Record extracts START

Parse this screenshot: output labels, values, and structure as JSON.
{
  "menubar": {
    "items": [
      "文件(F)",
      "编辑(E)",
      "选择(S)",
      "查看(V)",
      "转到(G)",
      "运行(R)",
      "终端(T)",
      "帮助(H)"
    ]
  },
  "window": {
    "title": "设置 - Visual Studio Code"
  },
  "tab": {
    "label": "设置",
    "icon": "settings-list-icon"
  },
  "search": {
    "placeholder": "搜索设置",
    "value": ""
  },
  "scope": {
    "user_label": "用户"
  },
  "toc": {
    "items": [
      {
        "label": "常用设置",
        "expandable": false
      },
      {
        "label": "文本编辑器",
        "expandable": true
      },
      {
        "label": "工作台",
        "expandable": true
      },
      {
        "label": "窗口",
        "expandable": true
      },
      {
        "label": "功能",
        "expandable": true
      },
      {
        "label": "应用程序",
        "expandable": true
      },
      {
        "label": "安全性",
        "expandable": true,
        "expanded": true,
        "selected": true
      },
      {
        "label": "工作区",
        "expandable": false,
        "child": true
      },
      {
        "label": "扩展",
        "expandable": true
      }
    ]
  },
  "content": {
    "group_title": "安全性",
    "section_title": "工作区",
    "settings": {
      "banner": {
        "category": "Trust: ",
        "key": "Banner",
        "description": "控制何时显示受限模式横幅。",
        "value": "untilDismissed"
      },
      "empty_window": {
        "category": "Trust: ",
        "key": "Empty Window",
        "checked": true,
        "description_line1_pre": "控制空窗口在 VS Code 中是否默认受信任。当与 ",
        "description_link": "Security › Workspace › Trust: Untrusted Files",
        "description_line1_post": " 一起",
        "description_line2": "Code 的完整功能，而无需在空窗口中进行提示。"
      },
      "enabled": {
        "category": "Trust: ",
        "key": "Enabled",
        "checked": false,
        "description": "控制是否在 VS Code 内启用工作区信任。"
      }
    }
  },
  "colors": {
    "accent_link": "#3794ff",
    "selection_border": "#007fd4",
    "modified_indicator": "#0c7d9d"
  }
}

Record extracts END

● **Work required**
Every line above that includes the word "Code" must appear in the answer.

● **Output of the task**
    "title": "设置 - Visual Studio Code"
        "description_line1_pre": "控制空窗口在 VS Code 中是否默认受信任。当与 ",
        "description_line2": "Code 的完整功能，而无需在空窗口中进行提示。"
        "description": "控制是否在 VS Code 内启用工作区信任。"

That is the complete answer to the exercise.